Still, the Instinct has a few advantages over the iPhone. It will come with haptic feedback support, which simulates a physical keypad through vibration. Its built-in GPS hardware provides precise real-time positioning. The Instinct’s 2-megapixel camera is capable of recording videos, a feature iPhone users only can access by jailbraking the handset and installing a third-party application. The Instinct is tied to the Sprint network and supports CDMA EV-DO Rev A (800MHz-1900MHz) standard to support 3.1 Mb/s downlink and a 1.8 Mb/s uplink speeds. As network speed and video recording capabilities are the Instinct’s main advantages, it is not surprising that Samsung’s marketing is betting on these features - especially with the existing criticism of the sluggish AT&T network. But the handset maker may have shot itself in the foot by setting Instinct on a collision course with the 3G iPhone.

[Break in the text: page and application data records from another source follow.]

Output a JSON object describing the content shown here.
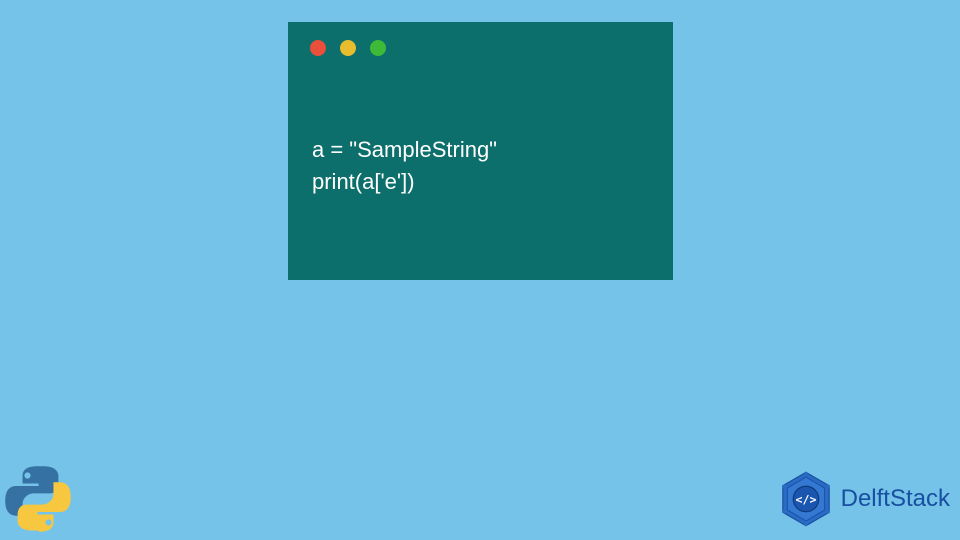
{
  "code": {
    "line1": "a = \"SampleString\"",
    "line2": "print(a['e'])"
  },
  "brand": {
    "name": "DelftStack"
  },
  "colors": {
    "background": "#75c3e8",
    "windowBg": "#0d6f6b",
    "dotRed": "#e94f3a",
    "dotYellow": "#e7bd2f",
    "dotGreen": "#3fba38",
    "brand": "#194fa1",
    "pythonBlue": "#3571a3",
    "pythonYellow": "#f7c83f"
  }
}
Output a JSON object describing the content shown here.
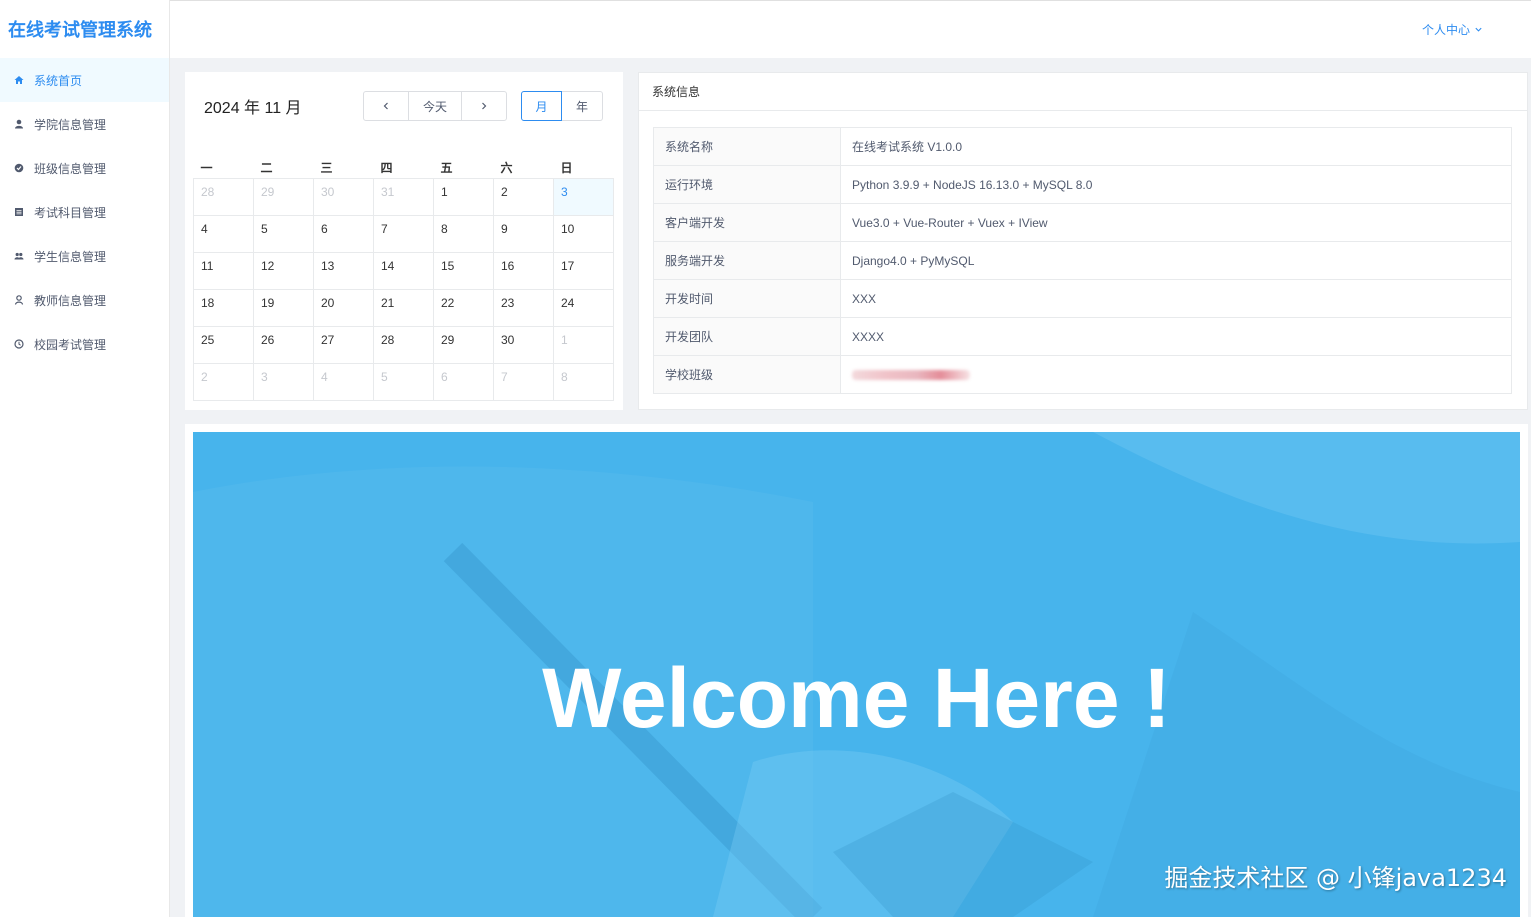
{
  "app": {
    "title": "在线考试管理系统"
  },
  "header": {
    "user_center": "个人中心"
  },
  "sidebar": {
    "items": [
      {
        "label": "系统首页",
        "icon": "home-icon",
        "active": true
      },
      {
        "label": "学院信息管理",
        "icon": "user-icon",
        "active": false
      },
      {
        "label": "班级信息管理",
        "icon": "circle-icon",
        "active": false
      },
      {
        "label": "考试科目管理",
        "icon": "document-icon",
        "active": false
      },
      {
        "label": "学生信息管理",
        "icon": "users-icon",
        "active": false
      },
      {
        "label": "教师信息管理",
        "icon": "teacher-icon",
        "active": false
      },
      {
        "label": "校园考试管理",
        "icon": "clock-icon",
        "active": false
      }
    ]
  },
  "calendar": {
    "title": "2024 年 11 月",
    "today_label": "今天",
    "month_label": "月",
    "year_label": "年",
    "weekdays": [
      "一",
      "二",
      "三",
      "四",
      "五",
      "六",
      "日"
    ],
    "weeks": [
      [
        "28",
        "29",
        "30",
        "31",
        "1",
        "2",
        "3"
      ],
      [
        "4",
        "5",
        "6",
        "7",
        "8",
        "9",
        "10"
      ],
      [
        "11",
        "12",
        "13",
        "14",
        "15",
        "16",
        "17"
      ],
      [
        "18",
        "19",
        "20",
        "21",
        "22",
        "23",
        "24"
      ],
      [
        "25",
        "26",
        "27",
        "28",
        "29",
        "30",
        "1"
      ],
      [
        "2",
        "3",
        "4",
        "5",
        "6",
        "7",
        "8"
      ]
    ]
  },
  "system_info": {
    "title": "系统信息",
    "rows": [
      {
        "key": "系统名称",
        "value": "在线考试系统 V1.0.0"
      },
      {
        "key": "运行环境",
        "value": "Python 3.9.9 + NodeJS 16.13.0 + MySQL 8.0"
      },
      {
        "key": "客户端开发",
        "value": "Vue3.0 + Vue-Router + Vuex + IView"
      },
      {
        "key": "服务端开发",
        "value": "Django4.0 + PyMySQL"
      },
      {
        "key": "开发时间",
        "value": "XXX"
      },
      {
        "key": "开发团队",
        "value": "XXXX"
      },
      {
        "key": "学校班级",
        "value": ""
      }
    ]
  },
  "banner": {
    "welcome": "Welcome Here !",
    "color": "#47b4ec"
  },
  "watermark": "掘金技术社区 @ 小锋java1234",
  "colors": {
    "accent": "#2d8cf0"
  }
}
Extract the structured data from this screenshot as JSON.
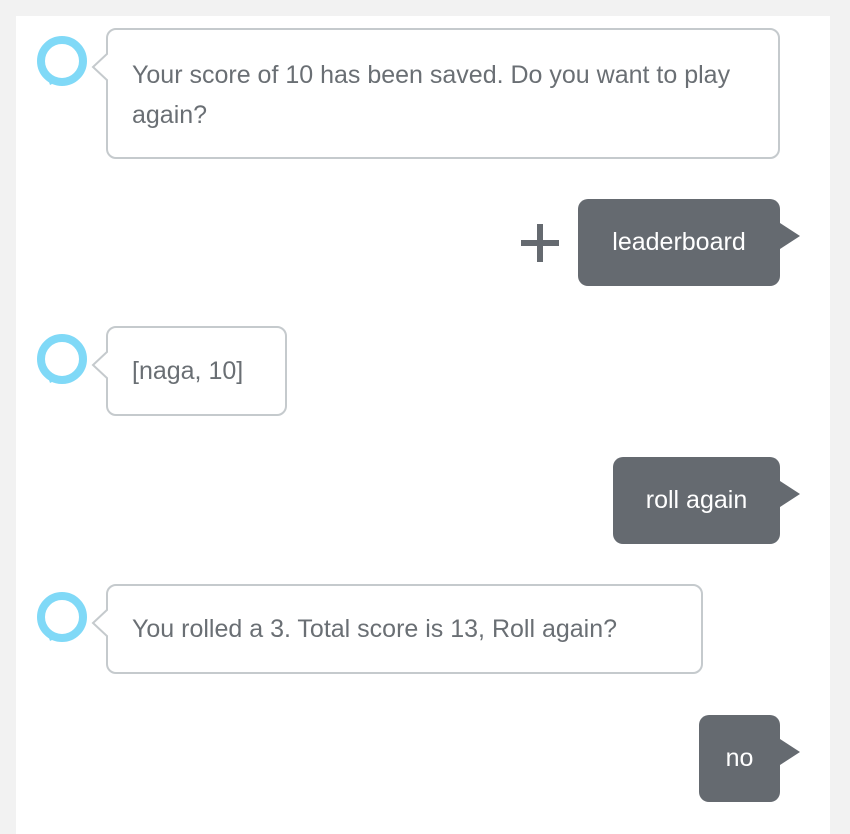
{
  "conversation": {
    "messages": [
      {
        "speaker": "alexa",
        "text": "Your score of 10 has been saved. Do you want to play again?"
      },
      {
        "speaker": "user",
        "text": "leaderboard"
      },
      {
        "speaker": "alexa",
        "text": "[naga, 10]"
      },
      {
        "speaker": "user",
        "text": "roll again"
      },
      {
        "speaker": "alexa",
        "text": "You rolled a 3. Total score is 13, Roll again?"
      },
      {
        "speaker": "user",
        "text": "no"
      }
    ]
  },
  "icons": {
    "avatar": "alexa-ring-icon",
    "add": "plus-icon"
  },
  "colors": {
    "alexa_ring": "#80d9f7",
    "alexa_bubble_border": "#c5cacd",
    "alexa_text": "#6a6f74",
    "user_bubble": "#656a70",
    "user_text": "#ffffff",
    "background": "#f2f2f2"
  }
}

The Instinct is set for a June 20 launch, coinciding with the supposed 3G iPhone introduction. To me, that sounds like a bad idea, as the 3G iPhone is likely to render the Instinct’s advantages obsolete. Samsung may have decided to launch the phone on the same day as the iPhone to take advantage of the very likely wave of media coverage of this segment and the comparisons that will be drawn between these two devices. Any article covering the iPhone is likely to mention the Instinct as well. However, the question will be how well the Instinct will compare, or will be perceived to compare. And that could easily turn into an uncontrollable situation.

Samsung also took a page from Apple’s playbook by targeting the iPhone directly in a series of ads available at Instinct’s teaser site that invite users to "see Instinct defeat iPhone". The ads put the iPhone in a direct feature by feature comparison with the Instinct, showing Instinct loading a site in a fraction of time than the iPhone, precisely pinpointing geographical location courtesy of the built-in GPS hardware and downloading songs out of thin air (through the carrier’s mobile network). The most prominent ads show features that the iPhone lacks, such as watching live TV, shooting and sending video recordings. Samsung even produced a made-up movie trailer showcasing the handset in a Hollywood-style thriller action piece.

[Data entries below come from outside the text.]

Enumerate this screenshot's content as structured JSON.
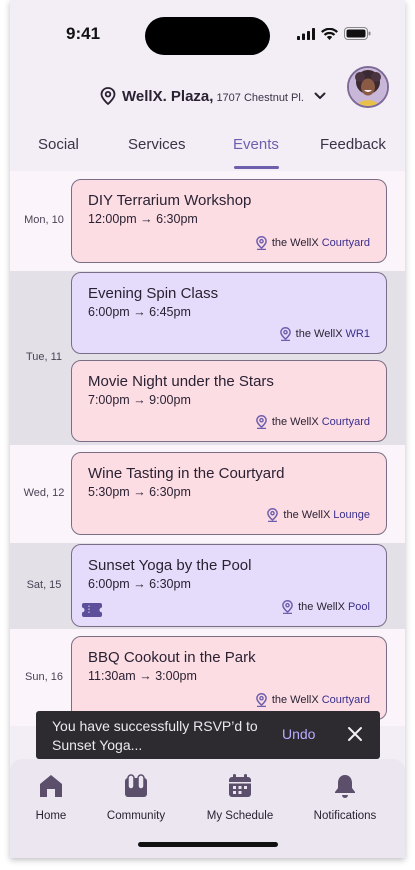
{
  "status_bar": {
    "time": "9:41"
  },
  "header": {
    "location_name": "WellX. Plaza,",
    "location_address": "1707 Chestnut Pl.",
    "location_icon": "location-pin-icon",
    "dropdown_icon": "chevron-down-icon"
  },
  "tabs": [
    {
      "label": "Social"
    },
    {
      "label": "Services"
    },
    {
      "label": "Events",
      "active": true
    },
    {
      "label": "Feedback"
    }
  ],
  "days": [
    {
      "label": "Mon, 10",
      "events": [
        {
          "title": "DIY Terrarium Workshop",
          "start": "12:00pm",
          "end": "6:30pm",
          "loc_prefix": "the WellX",
          "loc_place": "Courtyard",
          "color": "pink"
        }
      ]
    },
    {
      "label": "Tue, 11",
      "events": [
        {
          "title": "Evening Spin Class",
          "start": "6:00pm",
          "end": "6:45pm",
          "loc_prefix": "the WellX",
          "loc_place": "WR1",
          "color": "purple"
        },
        {
          "title": "Movie Night under the Stars",
          "start": "7:00pm",
          "end": "9:00pm",
          "loc_prefix": "the WellX",
          "loc_place": "Courtyard",
          "color": "pink"
        }
      ]
    },
    {
      "label": "Wed, 12",
      "events": [
        {
          "title": "Wine Tasting in the Courtyard",
          "start": "5:30pm",
          "end": "6:30pm",
          "loc_prefix": "the WellX",
          "loc_place": "Lounge",
          "color": "pink"
        }
      ]
    },
    {
      "label": "Sat, 15",
      "events": [
        {
          "title": "Sunset Yoga by the Pool",
          "start": "6:00pm",
          "end": "6:30pm",
          "loc_prefix": "the WellX",
          "loc_place": "Pool",
          "color": "purple",
          "ticket": true
        }
      ]
    },
    {
      "label": "Sun, 16",
      "events": [
        {
          "title": "BBQ Cookout in the Park",
          "start": "11:30am",
          "end": "3:00pm",
          "loc_prefix": "the WellX",
          "loc_place": "Courtyard",
          "color": "pink"
        }
      ]
    }
  ],
  "arrow": "→",
  "toast": {
    "message": "You have successfully RSVP’d to Sunset Yoga...",
    "undo_label": "Undo"
  },
  "bottom_nav": [
    {
      "label": "Home",
      "icon": "home-icon"
    },
    {
      "label": "Community",
      "icon": "community-icon"
    },
    {
      "label": "My Schedule",
      "icon": "calendar-icon"
    },
    {
      "label": "Notifications",
      "icon": "bell-icon"
    }
  ],
  "colors": {
    "accent": "#6e5fae",
    "card_pink": "#fddde4",
    "card_purple": "#e5dcfb",
    "location_text": "#3a2f8c",
    "toast_bg": "#2d2b30",
    "undo": "#b9acff"
  }
}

Of course, there’s nothing wrong in comparing your product to what is out there. These ads are funny, but we wonder whether Samsung will have the final laugh as well. By openly pitching Instinct as an "iPhone killer", I believe that Samsung has made a mistake. Also, the handset maker has made a bold decision to show the actual iPhone product side by side with its own Instinct in these ads. In a way, Samsung has provided Apple with free product placement. Of course, Apple’s marketing never was shy of directly targeting and sometimes even ridiculing its competitors. Think about the latest Mac vs. PC campaign. Apple has a habit of targeting competitors in ad campaigns, but the approach fits in a bigger picture - injecting a sense of rebellion into Apple’s brand.

The Samsung Instinct seems like a great handset with interesting features that the iPhone lacks at the moment. It could have been positioned as a viable alternative to the current gen iPhone, especially for users unwilling to switch to the AT&T network just to get a touch screen smartphone. But I am not sure that this marketing strategy will work against the iPhone. In less than two weeks, competing with the iPhone is likely to be a whole different ball game. To me, it sounds like a case of marketing killing a nice product.